Reflecting on some of my previous musings, and indeed on the various settings where they have been written (train journeys, waiting in the car in the midst of ferrying either of the children somewhere) I am reminded that by choice I am not a desk person. Indeed the only advantage to having my desk in my study in the Rectory is that it means I can be quite often (and thankfully) disturbed whereby I am called out by folk in the church building who need my attention. It has been said that there are 2 different types of people, those who are task focussed, and those who are people focussed. If my own desk habits suggest anything, I’m pretty sure I fall into the latter category.
Last Sunday at church, we spend time looking at the ministry of Barnabas as recorded in the book of Acts, so named as he was viewed as a “son of enouragement:” We observed how he sought to arrange financial collections for struggling church communities, vouched for the potential ministry of recent convert Saul/Paul, as well as leading a church in Antioch, and accompanying Paul in one of the first missionary journeys.

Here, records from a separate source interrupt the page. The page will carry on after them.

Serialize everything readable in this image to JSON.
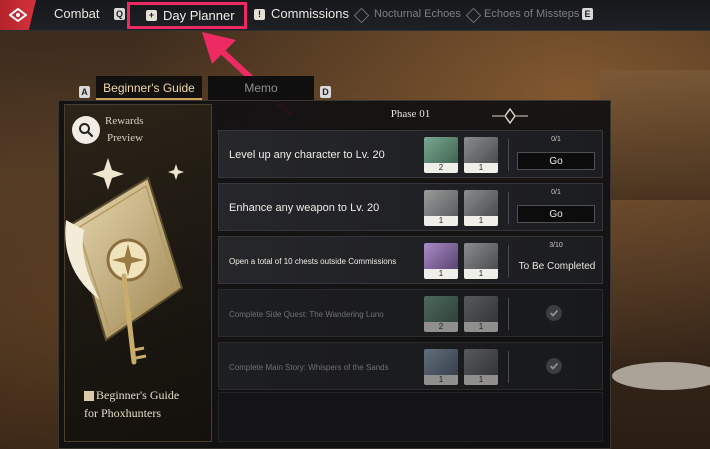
{
  "nav": {
    "combat": "Combat",
    "key_q": "Q",
    "day_planner": "Day Planner",
    "commissions": "Commissions",
    "nocturnal_echoes": "Nocturnal Echoes",
    "echoes_of_missteps": "Echoes of Missteps",
    "key_e": "E"
  },
  "tabs": {
    "key_a": "A",
    "beginners_guide": "Beginner's Guide",
    "memo": "Memo",
    "key_d": "D"
  },
  "left_card": {
    "rewards_line1": "Rewards",
    "rewards_line2": "Preview",
    "title_line1": "Beginner's Guide",
    "title_line2": "for Phoxhunters"
  },
  "phase": "Phase 01",
  "tasks": [
    {
      "text": "Level up any character to Lv. 20",
      "rewards": [
        {
          "qty": "2",
          "icon": "green-material-icon"
        },
        {
          "qty": "1",
          "icon": "weapon-material-icon"
        }
      ],
      "progress": "0/1",
      "action": "Go",
      "state": "go"
    },
    {
      "text": "Enhance any weapon to Lv. 20",
      "rewards": [
        {
          "qty": "1",
          "icon": "key-material-icon"
        },
        {
          "qty": "1",
          "icon": "weapon-material-icon"
        }
      ],
      "progress": "0/1",
      "action": "Go",
      "state": "go"
    },
    {
      "text": "Open a total of 10 chests outside Commissions",
      "rewards": [
        {
          "qty": "1",
          "icon": "purple-material-icon"
        },
        {
          "qty": "1",
          "icon": "weapon-material-icon"
        }
      ],
      "progress": "3/10",
      "action": "To Be Completed",
      "state": "pending"
    },
    {
      "text": "Complete Side Quest: The Wandering Luno",
      "rewards": [
        {
          "qty": "2",
          "icon": "green-material-icon"
        },
        {
          "qty": "1",
          "icon": "weapon-material-icon"
        }
      ],
      "progress": "",
      "action": "",
      "state": "done"
    },
    {
      "text": "Complete Main Story: Whispers of the Sands",
      "rewards": [
        {
          "qty": "1",
          "icon": "blue-material-icon"
        },
        {
          "qty": "1",
          "icon": "weapon-material-icon"
        }
      ],
      "progress": "",
      "action": "",
      "state": "done"
    }
  ],
  "colors": {
    "highlight": "#ee2a62",
    "logo_red": "#c8282f",
    "gold": "#caa35e"
  }
}
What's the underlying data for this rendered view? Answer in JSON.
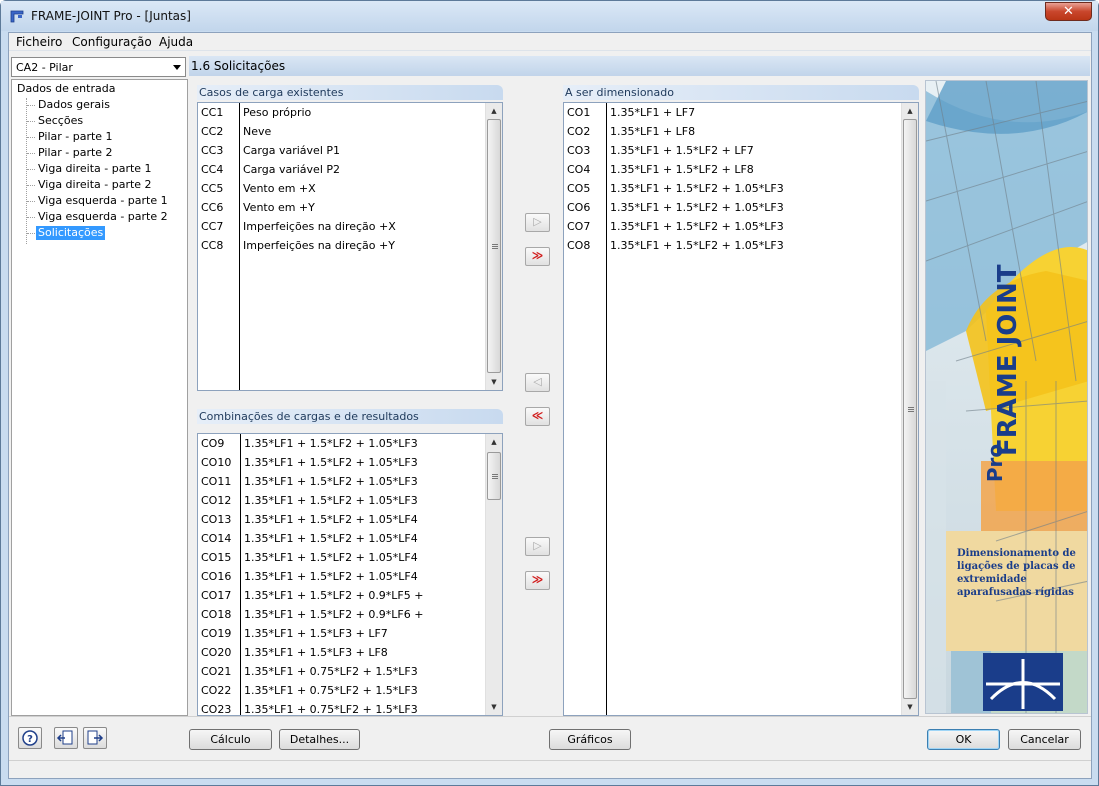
{
  "window": {
    "title": "FRAME-JOINT Pro - [Juntas]",
    "close_label": "✕"
  },
  "menu": [
    "Ficheiro",
    "Configuração",
    "Ajuda"
  ],
  "combo": {
    "value": "CA2 - Pilar"
  },
  "nav": {
    "root": "Dados de entrada",
    "items": [
      "Dados gerais",
      "Secções",
      "Pilar - parte 1",
      "Pilar - parte 2",
      "Viga direita - parte 1",
      "Viga direita - parte 2",
      "Viga esquerda - parte 1",
      "Viga esquerda - parte 2",
      "Solicitações"
    ],
    "selected_index": 8
  },
  "section_title": "1.6 Solicitações",
  "existing_cases": {
    "header": "Casos de carga existentes",
    "rows": [
      [
        "CC1",
        "Peso próprio"
      ],
      [
        "CC2",
        "Neve"
      ],
      [
        "CC3",
        "Carga variável P1"
      ],
      [
        "CC4",
        "Carga variável P2"
      ],
      [
        "CC5",
        "Vento em +X"
      ],
      [
        "CC6",
        "Vento em +Y"
      ],
      [
        "CC7",
        "Imperfeições na direção +X"
      ],
      [
        "CC8",
        "Imperfeições na direção +Y"
      ]
    ]
  },
  "combinations": {
    "header": "Combinações de cargas e de resultados",
    "rows": [
      [
        "CO9",
        "1.35*LF1 + 1.5*LF2 + 1.05*LF3"
      ],
      [
        "CO10",
        "1.35*LF1 + 1.5*LF2 + 1.05*LF3"
      ],
      [
        "CO11",
        "1.35*LF1 + 1.5*LF2 + 1.05*LF3"
      ],
      [
        "CO12",
        "1.35*LF1 + 1.5*LF2 + 1.05*LF3"
      ],
      [
        "CO13",
        "1.35*LF1 + 1.5*LF2 + 1.05*LF4"
      ],
      [
        "CO14",
        "1.35*LF1 + 1.5*LF2 + 1.05*LF4"
      ],
      [
        "CO15",
        "1.35*LF1 + 1.5*LF2 + 1.05*LF4"
      ],
      [
        "CO16",
        "1.35*LF1 + 1.5*LF2 + 1.05*LF4"
      ],
      [
        "CO17",
        "1.35*LF1 + 1.5*LF2 + 0.9*LF5 +"
      ],
      [
        "CO18",
        "1.35*LF1 + 1.5*LF2 + 0.9*LF6 +"
      ],
      [
        "CO19",
        "1.35*LF1 + 1.5*LF3 + LF7"
      ],
      [
        "CO20",
        "1.35*LF1 + 1.5*LF3 + LF8"
      ],
      [
        "CO21",
        "1.35*LF1 + 0.75*LF2 + 1.5*LF3"
      ],
      [
        "CO22",
        "1.35*LF1 + 0.75*LF2 + 1.5*LF3"
      ],
      [
        "CO23",
        "1.35*LF1 + 0.75*LF2 + 1.5*LF3"
      ]
    ]
  },
  "to_design": {
    "header": "A ser dimensionado",
    "rows": [
      [
        "CO1",
        "1.35*LF1 + LF7"
      ],
      [
        "CO2",
        "1.35*LF1 + LF8"
      ],
      [
        "CO3",
        "1.35*LF1 + 1.5*LF2 + LF7"
      ],
      [
        "CO4",
        "1.35*LF1 + 1.5*LF2 + LF8"
      ],
      [
        "CO5",
        "1.35*LF1 + 1.5*LF2 + 1.05*LF3"
      ],
      [
        "CO6",
        "1.35*LF1 + 1.5*LF2 + 1.05*LF3"
      ],
      [
        "CO7",
        "1.35*LF1 + 1.5*LF2 + 1.05*LF3"
      ],
      [
        "CO8",
        "1.35*LF1 + 1.5*LF2 + 1.05*LF3"
      ]
    ]
  },
  "transfer_buttons": {
    "add_one": "▷",
    "add_all": "≫",
    "remove_one": "◁",
    "remove_all": "≪"
  },
  "banner": {
    "title": "FRAME JOINT",
    "subtitle": "Pro",
    "description": "Dimensionamento de ligações de placas de extremidade aparafusadas rígidas"
  },
  "buttons": {
    "calc": "Cálculo",
    "details": "Detalhes...",
    "graphics": "Gráficos",
    "ok": "OK",
    "cancel": "Cancelar"
  },
  "colors": {
    "accent": "#3399ff",
    "transfer_red": "#d11a1a",
    "title_blue": "#1a3d8a"
  }
}
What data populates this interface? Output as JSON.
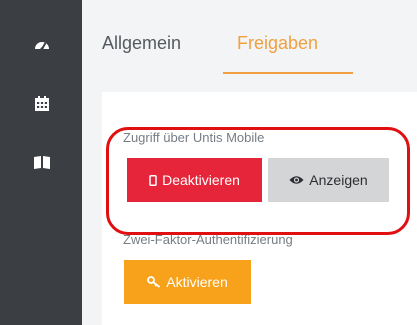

We also noted how this mission partnership then ended with a bit of a row between Paul and Barnabas when contemplating a further missionary venture.
Barnabas was keen to involve once again a young Christian called Mark (possibly his cousin), despite him letting them down previously on an earlier trip. Paul was against this and so they separated, Paul and Silas setting out in Europe, with Barnabas and Mark revisiting and ministering to Cyprus. Was it the case, we pondered, that Paul perhaps was more task focussed - keen to see through a project whatever the cost, whereas Barnabas was more person focussed, with the personal impact and blessings that an individual might experience taking priority over any project outcomes? Of course this side of heaven we’ll never know, but as a minister for more than a few years now, it seems to me that we need a mixture of the two, ensuring that any activity we undertake, matches the passions and skills of all involved in it.